Data Block Start

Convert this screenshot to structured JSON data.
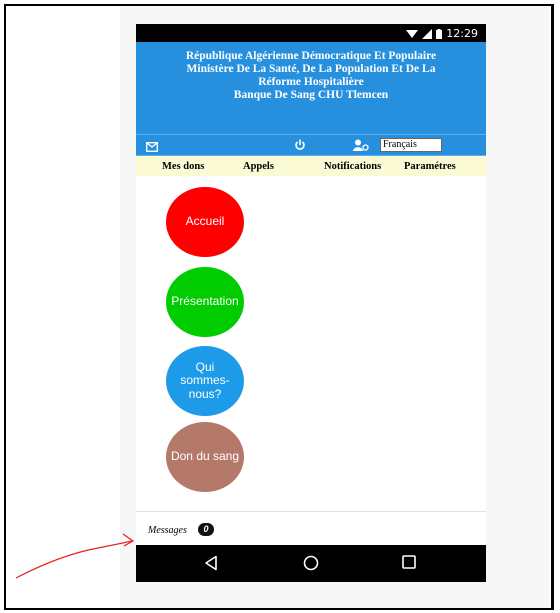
{
  "status_bar": {
    "time": "12:29"
  },
  "header": {
    "lines": [
      "République Algérienne Démocratique Et Populaire",
      "Ministère De La Santé, De La Population Et De La",
      "Réforme Hospitalière",
      "Banque De Sang CHU Tlemcen"
    ]
  },
  "toolbar": {
    "language_selected": "Français",
    "icons": [
      "mail-icon",
      "power-icon",
      "user-settings-icon"
    ]
  },
  "menu": {
    "items": [
      "Mes dons",
      "Appels",
      "Notifications",
      "Paramétres"
    ]
  },
  "circles": [
    {
      "label": "Accueil",
      "color": "#ff0000"
    },
    {
      "label": "Présentation",
      "color": "#00cc00"
    },
    {
      "label": "Qui sommes-nous?",
      "color": "#1e9be8"
    },
    {
      "label": "Don du sang",
      "color": "#b5796a"
    }
  ],
  "messages": {
    "label": "Messages",
    "count": "0"
  },
  "annotation": {
    "arrow_color": "#e8201c"
  },
  "colors": {
    "header_blue": "#2790de",
    "menu_bg": "#fafad4"
  }
}
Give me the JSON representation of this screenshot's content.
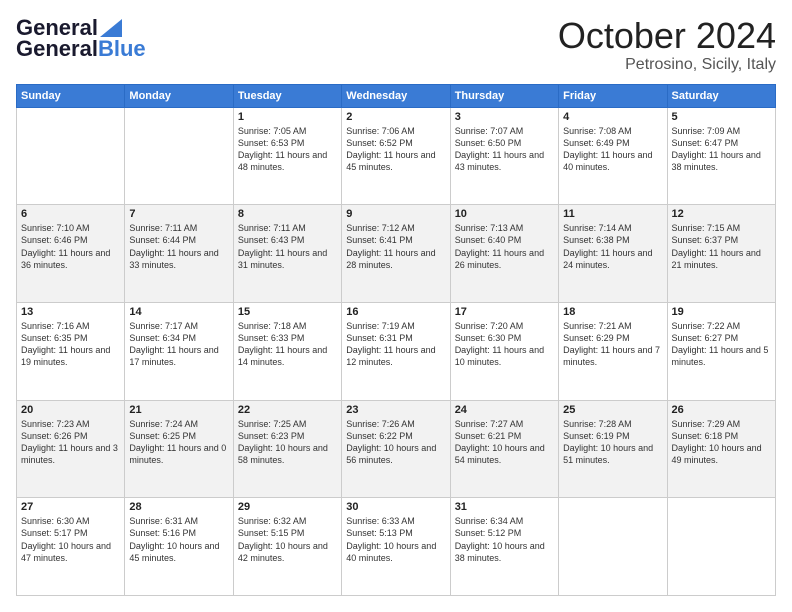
{
  "header": {
    "logo_line1": "General",
    "logo_line2": "Blue",
    "month": "October 2024",
    "location": "Petrosino, Sicily, Italy"
  },
  "days_of_week": [
    "Sunday",
    "Monday",
    "Tuesday",
    "Wednesday",
    "Thursday",
    "Friday",
    "Saturday"
  ],
  "weeks": [
    [
      {
        "day": "",
        "sunrise": "",
        "sunset": "",
        "daylight": ""
      },
      {
        "day": "",
        "sunrise": "",
        "sunset": "",
        "daylight": ""
      },
      {
        "day": "1",
        "sunrise": "Sunrise: 7:05 AM",
        "sunset": "Sunset: 6:53 PM",
        "daylight": "Daylight: 11 hours and 48 minutes."
      },
      {
        "day": "2",
        "sunrise": "Sunrise: 7:06 AM",
        "sunset": "Sunset: 6:52 PM",
        "daylight": "Daylight: 11 hours and 45 minutes."
      },
      {
        "day": "3",
        "sunrise": "Sunrise: 7:07 AM",
        "sunset": "Sunset: 6:50 PM",
        "daylight": "Daylight: 11 hours and 43 minutes."
      },
      {
        "day": "4",
        "sunrise": "Sunrise: 7:08 AM",
        "sunset": "Sunset: 6:49 PM",
        "daylight": "Daylight: 11 hours and 40 minutes."
      },
      {
        "day": "5",
        "sunrise": "Sunrise: 7:09 AM",
        "sunset": "Sunset: 6:47 PM",
        "daylight": "Daylight: 11 hours and 38 minutes."
      }
    ],
    [
      {
        "day": "6",
        "sunrise": "Sunrise: 7:10 AM",
        "sunset": "Sunset: 6:46 PM",
        "daylight": "Daylight: 11 hours and 36 minutes."
      },
      {
        "day": "7",
        "sunrise": "Sunrise: 7:11 AM",
        "sunset": "Sunset: 6:44 PM",
        "daylight": "Daylight: 11 hours and 33 minutes."
      },
      {
        "day": "8",
        "sunrise": "Sunrise: 7:11 AM",
        "sunset": "Sunset: 6:43 PM",
        "daylight": "Daylight: 11 hours and 31 minutes."
      },
      {
        "day": "9",
        "sunrise": "Sunrise: 7:12 AM",
        "sunset": "Sunset: 6:41 PM",
        "daylight": "Daylight: 11 hours and 28 minutes."
      },
      {
        "day": "10",
        "sunrise": "Sunrise: 7:13 AM",
        "sunset": "Sunset: 6:40 PM",
        "daylight": "Daylight: 11 hours and 26 minutes."
      },
      {
        "day": "11",
        "sunrise": "Sunrise: 7:14 AM",
        "sunset": "Sunset: 6:38 PM",
        "daylight": "Daylight: 11 hours and 24 minutes."
      },
      {
        "day": "12",
        "sunrise": "Sunrise: 7:15 AM",
        "sunset": "Sunset: 6:37 PM",
        "daylight": "Daylight: 11 hours and 21 minutes."
      }
    ],
    [
      {
        "day": "13",
        "sunrise": "Sunrise: 7:16 AM",
        "sunset": "Sunset: 6:35 PM",
        "daylight": "Daylight: 11 hours and 19 minutes."
      },
      {
        "day": "14",
        "sunrise": "Sunrise: 7:17 AM",
        "sunset": "Sunset: 6:34 PM",
        "daylight": "Daylight: 11 hours and 17 minutes."
      },
      {
        "day": "15",
        "sunrise": "Sunrise: 7:18 AM",
        "sunset": "Sunset: 6:33 PM",
        "daylight": "Daylight: 11 hours and 14 minutes."
      },
      {
        "day": "16",
        "sunrise": "Sunrise: 7:19 AM",
        "sunset": "Sunset: 6:31 PM",
        "daylight": "Daylight: 11 hours and 12 minutes."
      },
      {
        "day": "17",
        "sunrise": "Sunrise: 7:20 AM",
        "sunset": "Sunset: 6:30 PM",
        "daylight": "Daylight: 11 hours and 10 minutes."
      },
      {
        "day": "18",
        "sunrise": "Sunrise: 7:21 AM",
        "sunset": "Sunset: 6:29 PM",
        "daylight": "Daylight: 11 hours and 7 minutes."
      },
      {
        "day": "19",
        "sunrise": "Sunrise: 7:22 AM",
        "sunset": "Sunset: 6:27 PM",
        "daylight": "Daylight: 11 hours and 5 minutes."
      }
    ],
    [
      {
        "day": "20",
        "sunrise": "Sunrise: 7:23 AM",
        "sunset": "Sunset: 6:26 PM",
        "daylight": "Daylight: 11 hours and 3 minutes."
      },
      {
        "day": "21",
        "sunrise": "Sunrise: 7:24 AM",
        "sunset": "Sunset: 6:25 PM",
        "daylight": "Daylight: 11 hours and 0 minutes."
      },
      {
        "day": "22",
        "sunrise": "Sunrise: 7:25 AM",
        "sunset": "Sunset: 6:23 PM",
        "daylight": "Daylight: 10 hours and 58 minutes."
      },
      {
        "day": "23",
        "sunrise": "Sunrise: 7:26 AM",
        "sunset": "Sunset: 6:22 PM",
        "daylight": "Daylight: 10 hours and 56 minutes."
      },
      {
        "day": "24",
        "sunrise": "Sunrise: 7:27 AM",
        "sunset": "Sunset: 6:21 PM",
        "daylight": "Daylight: 10 hours and 54 minutes."
      },
      {
        "day": "25",
        "sunrise": "Sunrise: 7:28 AM",
        "sunset": "Sunset: 6:19 PM",
        "daylight": "Daylight: 10 hours and 51 minutes."
      },
      {
        "day": "26",
        "sunrise": "Sunrise: 7:29 AM",
        "sunset": "Sunset: 6:18 PM",
        "daylight": "Daylight: 10 hours and 49 minutes."
      }
    ],
    [
      {
        "day": "27",
        "sunrise": "Sunrise: 6:30 AM",
        "sunset": "Sunset: 5:17 PM",
        "daylight": "Daylight: 10 hours and 47 minutes."
      },
      {
        "day": "28",
        "sunrise": "Sunrise: 6:31 AM",
        "sunset": "Sunset: 5:16 PM",
        "daylight": "Daylight: 10 hours and 45 minutes."
      },
      {
        "day": "29",
        "sunrise": "Sunrise: 6:32 AM",
        "sunset": "Sunset: 5:15 PM",
        "daylight": "Daylight: 10 hours and 42 minutes."
      },
      {
        "day": "30",
        "sunrise": "Sunrise: 6:33 AM",
        "sunset": "Sunset: 5:13 PM",
        "daylight": "Daylight: 10 hours and 40 minutes."
      },
      {
        "day": "31",
        "sunrise": "Sunrise: 6:34 AM",
        "sunset": "Sunset: 5:12 PM",
        "daylight": "Daylight: 10 hours and 38 minutes."
      },
      {
        "day": "",
        "sunrise": "",
        "sunset": "",
        "daylight": ""
      },
      {
        "day": "",
        "sunrise": "",
        "sunset": "",
        "daylight": ""
      }
    ]
  ]
}
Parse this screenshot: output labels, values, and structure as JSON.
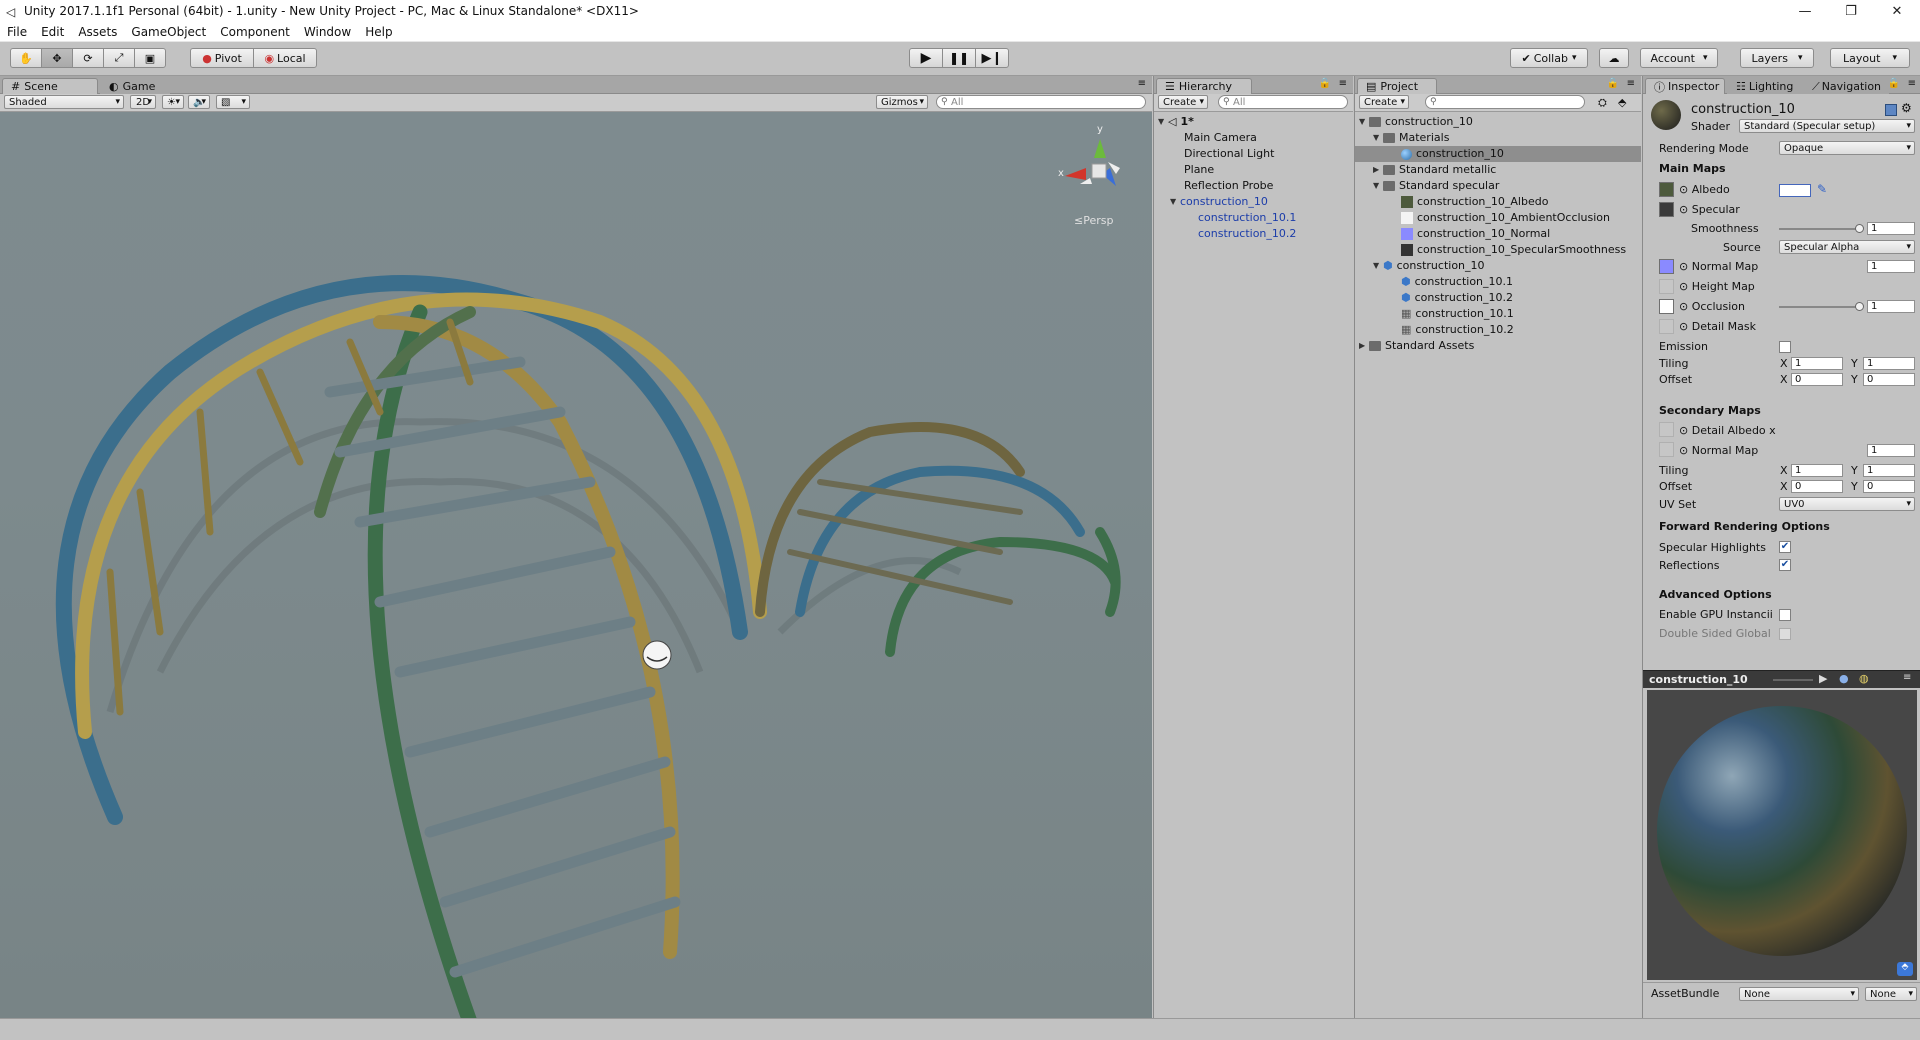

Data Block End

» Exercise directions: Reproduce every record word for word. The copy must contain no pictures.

» Solution for this problem:
Convert this screenshot to structured JSON data.
{
  "status_bar": {
    "time": "12:29"
  },
  "header": {
    "lines": [
      "République Algérienne Démocratique Et Populaire",
      "Ministère De La Santé, De La Population Et De La",
      "Réforme Hospitalière",
      "Banque De Sang CHU Tlemcen"
    ]
  },
  "toolbar": {
    "language_selected": "Français",
    "icons": [
      "mail-icon",
      "power-icon",
      "user-settings-icon"
    ]
  },
  "menu": {
    "items": [
      "Mes dons",
      "Appels",
      "Notifications",
      "Paramétres"
    ]
  },
  "circles": [
    {
      "label": "Accueil",
      "color": "#ff0000"
    },
    {
      "label": "Présentation",
      "color": "#00cc00"
    },
    {
      "label": "Qui sommes-nous?",
      "color": "#1e9be8"
    },
    {
      "label": "Don du sang",
      "color": "#b5796a"
    }
  ],
  "messages": {
    "label": "Messages",
    "count": "0"
  },
  "annotation": {
    "arrow_color": "#e8201c"
  },
  "colors": {
    "header_blue": "#2790de",
    "menu_bg": "#fafad4"
  }
}
Give me the JSON representation of this screenshot's content.
{
  "header": {
    "logo_line1": "General",
    "logo_line2": "Blue",
    "month": "October 2024",
    "location": "Petrosino, Sicily, Italy"
  },
  "days_of_week": [
    "Sunday",
    "Monday",
    "Tuesday",
    "Wednesday",
    "Thursday",
    "Friday",
    "Saturday"
  ],
  "weeks": [
    [
      {
        "day": "",
        "sunrise": "",
        "sunset": "",
        "daylight": ""
      },
      {
        "day": "",
        "sunrise": "",
        "sunset": "",
        "daylight": ""
      },
      {
        "day": "1",
        "sunrise": "Sunrise: 7:05 AM",
        "sunset": "Sunset: 6:53 PM",
        "daylight": "Daylight: 11 hours and 48 minutes."
      },
      {
        "day": "2",
        "sunrise": "Sunrise: 7:06 AM",
        "sunset": "Sunset: 6:52 PM",
        "daylight": "Daylight: 11 hours and 45 minutes."
      },
      {
        "day": "3",
        "sunrise": "Sunrise: 7:07 AM",
        "sunset": "Sunset: 6:50 PM",
        "daylight": "Daylight: 11 hours and 43 minutes."
      },
      {
        "day": "4",
        "sunrise": "Sunrise: 7:08 AM",
        "sunset": "Sunset: 6:49 PM",
        "daylight": "Daylight: 11 hours and 40 minutes."
      },
      {
        "day": "5",
        "sunrise": "Sunrise: 7:09 AM",
        "sunset": "Sunset: 6:47 PM",
        "daylight": "Daylight: 11 hours and 38 minutes."
      }
    ],
    [
      {
        "day": "6",
        "sunrise": "Sunrise: 7:10 AM",
        "sunset": "Sunset: 6:46 PM",
        "daylight": "Daylight: 11 hours and 36 minutes."
      },
      {
        "day": "7",
        "sunrise": "Sunrise: 7:11 AM",
        "sunset": "Sunset: 6:44 PM",
        "daylight": "Daylight: 11 hours and 33 minutes."
      },
      {
        "day": "8",
        "sunrise": "Sunrise: 7:11 AM",
        "sunset": "Sunset: 6:43 PM",
        "daylight": "Daylight: 11 hours and 31 minutes."
      },
      {
        "day": "9",
        "sunrise": "Sunrise: 7:12 AM",
        "sunset": "Sunset: 6:41 PM",
        "daylight": "Daylight: 11 hours and 28 minutes."
      },
      {
        "day": "10",
        "sunrise": "Sunrise: 7:13 AM",
        "sunset": "Sunset: 6:40 PM",
        "daylight": "Daylight: 11 hours and 26 minutes."
      },
      {
        "day": "11",
        "sunrise": "Sunrise: 7:14 AM",
        "sunset": "Sunset: 6:38 PM",
        "daylight": "Daylight: 11 hours and 24 minutes."
      },
      {
        "day": "12",
        "sunrise": "Sunrise: 7:15 AM",
        "sunset": "Sunset: 6:37 PM",
        "daylight": "Daylight: 11 hours and 21 minutes."
      }
    ],
    [
      {
        "day": "13",
        "sunrise": "Sunrise: 7:16 AM",
        "sunset": "Sunset: 6:35 PM",
        "daylight": "Daylight: 11 hours and 19 minutes."
      },
      {
        "day": "14",
        "sunrise": "Sunrise: 7:17 AM",
        "sunset": "Sunset: 6:34 PM",
        "daylight": "Daylight: 11 hours and 17 minutes."
      },
      {
        "day": "15",
        "sunrise": "Sunrise: 7:18 AM",
        "sunset": "Sunset: 6:33 PM",
        "daylight": "Daylight: 11 hours and 14 minutes."
      },
      {
        "day": "16",
        "sunrise": "Sunrise: 7:19 AM",
        "sunset": "Sunset: 6:31 PM",
        "daylight": "Daylight: 11 hours and 12 minutes."
      },
      {
        "day": "17",
        "sunrise": "Sunrise: 7:20 AM",
        "sunset": "Sunset: 6:30 PM",
        "daylight": "Daylight: 11 hours and 10 minutes."
      },
      {
        "day": "18",
        "sunrise": "Sunrise: 7:21 AM",
        "sunset": "Sunset: 6:29 PM",
        "daylight": "Daylight: 11 hours and 7 minutes."
      },
      {
        "day": "19",
        "sunrise": "Sunrise: 7:22 AM",
        "sunset": "Sunset: 6:27 PM",
        "daylight": "Daylight: 11 hours and 5 minutes."
      }
    ],
    [
      {
        "day": "20",
        "sunrise": "Sunrise: 7:23 AM",
        "sunset": "Sunset: 6:26 PM",
        "daylight": "Daylight: 11 hours and 3 minutes."
      },
      {
        "day": "21",
        "sunrise": "Sunrise: 7:24 AM",
        "sunset": "Sunset: 6:25 PM",
        "daylight": "Daylight: 11 hours and 0 minutes."
      },
      {
        "day": "22",
        "sunrise": "Sunrise: 7:25 AM",
        "sunset": "Sunset: 6:23 PM",
        "daylight": "Daylight: 10 hours and 58 minutes."
      },
      {
        "day": "23",
        "sunrise": "Sunrise: 7:26 AM",
        "sunset": "Sunset: 6:22 PM",
        "daylight": "Daylight: 10 hours and 56 minutes."
      },
      {
        "day": "24",
        "sunrise": "Sunrise: 7:27 AM",
        "sunset": "Sunset: 6:21 PM",
        "daylight": "Daylight: 10 hours and 54 minutes."
      },
      {
        "day": "25",
        "sunrise": "Sunrise: 7:28 AM",
        "sunset": "Sunset: 6:19 PM",
        "daylight": "Daylight: 10 hours and 51 minutes."
      },
      {
        "day": "26",
        "sunrise": "Sunrise: 7:29 AM",
        "sunset": "Sunset: 6:18 PM",
        "daylight": "Daylight: 10 hours and 49 minutes."
      }
    ],
    [
      {
        "day": "27",
        "sunrise": "Sunrise: 6:30 AM",
        "sunset": "Sunset: 5:17 PM",
        "daylight": "Daylight: 10 hours and 47 minutes."
      },
      {
        "day": "28",
        "sunrise": "Sunrise: 6:31 AM",
        "sunset": "Sunset: 5:16 PM",
        "daylight": "Daylight: 10 hours and 45 minutes."
      },
      {
        "day": "29",
        "sunrise": "Sunrise: 6:32 AM",
        "sunset": "Sunset: 5:15 PM",
        "daylight": "Daylight: 10 hours and 42 minutes."
      },
      {
        "day": "30",
        "sunrise": "Sunrise: 6:33 AM",
        "sunset": "Sunset: 5:13 PM",
        "daylight": "Daylight: 10 hours and 40 minutes."
      },
      {
        "day": "31",
        "sunrise": "Sunrise: 6:34 AM",
        "sunset": "Sunset: 5:12 PM",
        "daylight": "Daylight: 10 hours and 38 minutes."
      },
      {
        "day": "",
        "sunrise": "",
        "sunset": "",
        "daylight": ""
      },
      {
        "day": "",
        "sunrise": "",
        "sunset": "",
        "daylight": ""
      }
    ]
  ]
}
Parse this screenshot: output labels, values, and structure as JSON.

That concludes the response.